This is important as Brainard is an uber-dove when it comes to monetary policy. In fact, the table we highlighted a few weeks ago shows she is nearly the most dovish member of the current Fed board. She is certainly the most dovish member with current voting rights. If she were to be nominated, an interest rate hike could be further off in 2022 or not until 2023. This would be a policy mistake if the shipping crisis and inflation are not subdued or improving by March of next year. Recent comments by J.P. Morgan illustrate the current Fed policy as problematic, "The open mindedness and lack of conviction from the Fed means that rates markets will be freer to reprice in response to incoming data." The new Infrastructure bill is likely to add to inflationary pressures as spending is likely to increase at the federal and state levels. The U.S. Chamber of Commerce has stated that the Reconciliation Bill yet to be voted on actually has a much higher price tag than the $1.75 trillion advertised. One way of disguising the true cost of the bill is that certain provisions of the bill expire, but could be extended upon expiration. This makes the total amount look small than it will be in reality. If we were to see the closure of the Embridge Line 5 pipeline and thus, a delay of interest rate hikes by new Chairwoman Brainard, along with the passage of the Reconciliation Bill, that could spell a disaster for inflation and force consumers to the sidelines. We will need to watch this situation carefully.

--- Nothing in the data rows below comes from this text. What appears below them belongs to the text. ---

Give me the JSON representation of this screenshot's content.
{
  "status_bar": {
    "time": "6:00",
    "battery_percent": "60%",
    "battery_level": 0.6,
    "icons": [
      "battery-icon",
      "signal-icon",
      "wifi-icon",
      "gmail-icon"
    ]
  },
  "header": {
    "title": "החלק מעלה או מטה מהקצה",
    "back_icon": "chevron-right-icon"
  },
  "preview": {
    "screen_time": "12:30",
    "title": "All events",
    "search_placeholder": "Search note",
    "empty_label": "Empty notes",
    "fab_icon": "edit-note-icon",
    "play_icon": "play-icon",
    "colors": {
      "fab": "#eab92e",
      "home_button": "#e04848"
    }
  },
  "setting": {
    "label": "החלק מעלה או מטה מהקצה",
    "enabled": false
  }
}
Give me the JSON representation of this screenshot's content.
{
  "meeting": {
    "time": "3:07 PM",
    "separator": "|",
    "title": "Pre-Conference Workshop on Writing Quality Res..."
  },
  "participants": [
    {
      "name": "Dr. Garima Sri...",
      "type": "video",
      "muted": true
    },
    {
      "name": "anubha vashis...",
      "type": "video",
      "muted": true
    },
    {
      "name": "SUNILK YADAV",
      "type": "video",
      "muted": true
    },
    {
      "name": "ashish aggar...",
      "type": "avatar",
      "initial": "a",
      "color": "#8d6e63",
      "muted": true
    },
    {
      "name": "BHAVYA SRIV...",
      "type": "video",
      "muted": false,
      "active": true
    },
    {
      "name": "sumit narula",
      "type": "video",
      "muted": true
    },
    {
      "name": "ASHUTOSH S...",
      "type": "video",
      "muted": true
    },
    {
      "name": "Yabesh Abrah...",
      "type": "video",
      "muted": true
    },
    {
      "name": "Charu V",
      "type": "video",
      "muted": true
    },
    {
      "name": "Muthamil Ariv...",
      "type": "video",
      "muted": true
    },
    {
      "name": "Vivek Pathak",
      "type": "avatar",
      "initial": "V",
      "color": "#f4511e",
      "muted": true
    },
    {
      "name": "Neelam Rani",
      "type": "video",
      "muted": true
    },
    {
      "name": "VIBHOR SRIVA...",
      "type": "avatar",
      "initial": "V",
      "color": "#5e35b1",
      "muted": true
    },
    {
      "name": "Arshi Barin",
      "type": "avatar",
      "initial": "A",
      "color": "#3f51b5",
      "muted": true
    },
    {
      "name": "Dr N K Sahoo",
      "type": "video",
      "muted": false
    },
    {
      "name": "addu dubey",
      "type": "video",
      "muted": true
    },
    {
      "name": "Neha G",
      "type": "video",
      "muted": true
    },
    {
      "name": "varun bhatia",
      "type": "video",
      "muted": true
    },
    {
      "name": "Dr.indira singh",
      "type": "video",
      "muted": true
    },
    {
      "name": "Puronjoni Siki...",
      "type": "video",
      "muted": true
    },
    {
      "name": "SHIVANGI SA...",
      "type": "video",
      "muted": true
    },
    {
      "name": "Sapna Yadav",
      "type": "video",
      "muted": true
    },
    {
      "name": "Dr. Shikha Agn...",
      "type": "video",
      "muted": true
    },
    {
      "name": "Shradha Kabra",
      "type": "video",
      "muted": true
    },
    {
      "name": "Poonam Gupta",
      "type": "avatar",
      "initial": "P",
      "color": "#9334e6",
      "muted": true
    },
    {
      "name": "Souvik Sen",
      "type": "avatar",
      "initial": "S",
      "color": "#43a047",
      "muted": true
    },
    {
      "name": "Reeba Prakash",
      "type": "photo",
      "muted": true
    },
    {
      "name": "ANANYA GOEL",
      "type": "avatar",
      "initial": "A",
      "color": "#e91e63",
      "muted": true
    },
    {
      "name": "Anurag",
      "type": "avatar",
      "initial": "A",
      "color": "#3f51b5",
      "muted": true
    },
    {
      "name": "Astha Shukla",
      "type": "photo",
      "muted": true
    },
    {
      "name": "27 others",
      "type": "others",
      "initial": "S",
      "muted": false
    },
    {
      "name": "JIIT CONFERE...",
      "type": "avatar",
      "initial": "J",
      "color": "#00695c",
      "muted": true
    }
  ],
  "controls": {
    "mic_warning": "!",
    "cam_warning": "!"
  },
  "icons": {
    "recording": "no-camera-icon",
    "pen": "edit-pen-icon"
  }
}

Some Help In The Shipping Crisis? There's some good news on the supply chain front. According to GM, the automaker is seeing better "flow" of semiconductor chips into their factors and that "most" of assembly plants in North America are back to operating at normal production levels. That's great news as you've likely noticed bare auto lots as you drive past.

That doesn't mean, though, that the shipping crisis is over yet. There are more than 100 container ships anchored off the Long Beach / LA ports. The situation at the ports has not improved, but has worsened. When the shipping crisis first became a major story, there were 30 or so ships parked off the coast. That number has nearly quadrupled in just 4 months. Before we would declare any real progress made in the crisis, the number of anchored ships would need to drop in half.

The Baltic Global Dry Index ($BDI) had declined by 52% since the beginning of October, which was positive news in terms of producer costs, but it has since resumed moving higher (+5% over the last week). Much of the drop in the BDI was related to cancellations of shipments from China & India due to COVID restrictions and the backlog at U.S. ports. According to Freightos, there is also some evidence of easing demand in Asia-US ocean shipments.


How Long Does The Consumer Remain Strong? This is the critical question with regard to future growth. Earlier this week, markets pulled back on concerns that inflation would hamper future growth prospects. If demand is indeed dropping in overseas imports, that would be a bad thing.

The U.S. consumer comprises two-thirds of US GDP. The expectation is that the U.S. consumer will help lift growth as we finish the 4th quarter. The market is expecting Retail Sales for October to come in at +0.7%. The Chicago Fed’s weekly estimate of retail activity has risen every week since September 7th and has also been relatively stable with the exception of February of this year. Finally, 4th quarter GDP is expected to come in much higher than the 3rd quarter.

The Atlanta Fed’s GDPNow estimate is for an increase of 8.2% in the 4th quarter. It’s next year that begins to become a concern. If inflation stays at its current growth rate, at what point do consumers abandon discretionary spending in lieu of essentials? Inflation has averaged +0.5% each month for the past 12 months. If that trend continues into next year, year-over-year inflation would end up around +12% by the end of 2022. At that point, we would expect some significant adjustments in consumer behavior. You could expect consumer staples and energy to be the primary focus of spending in the average U.S. household.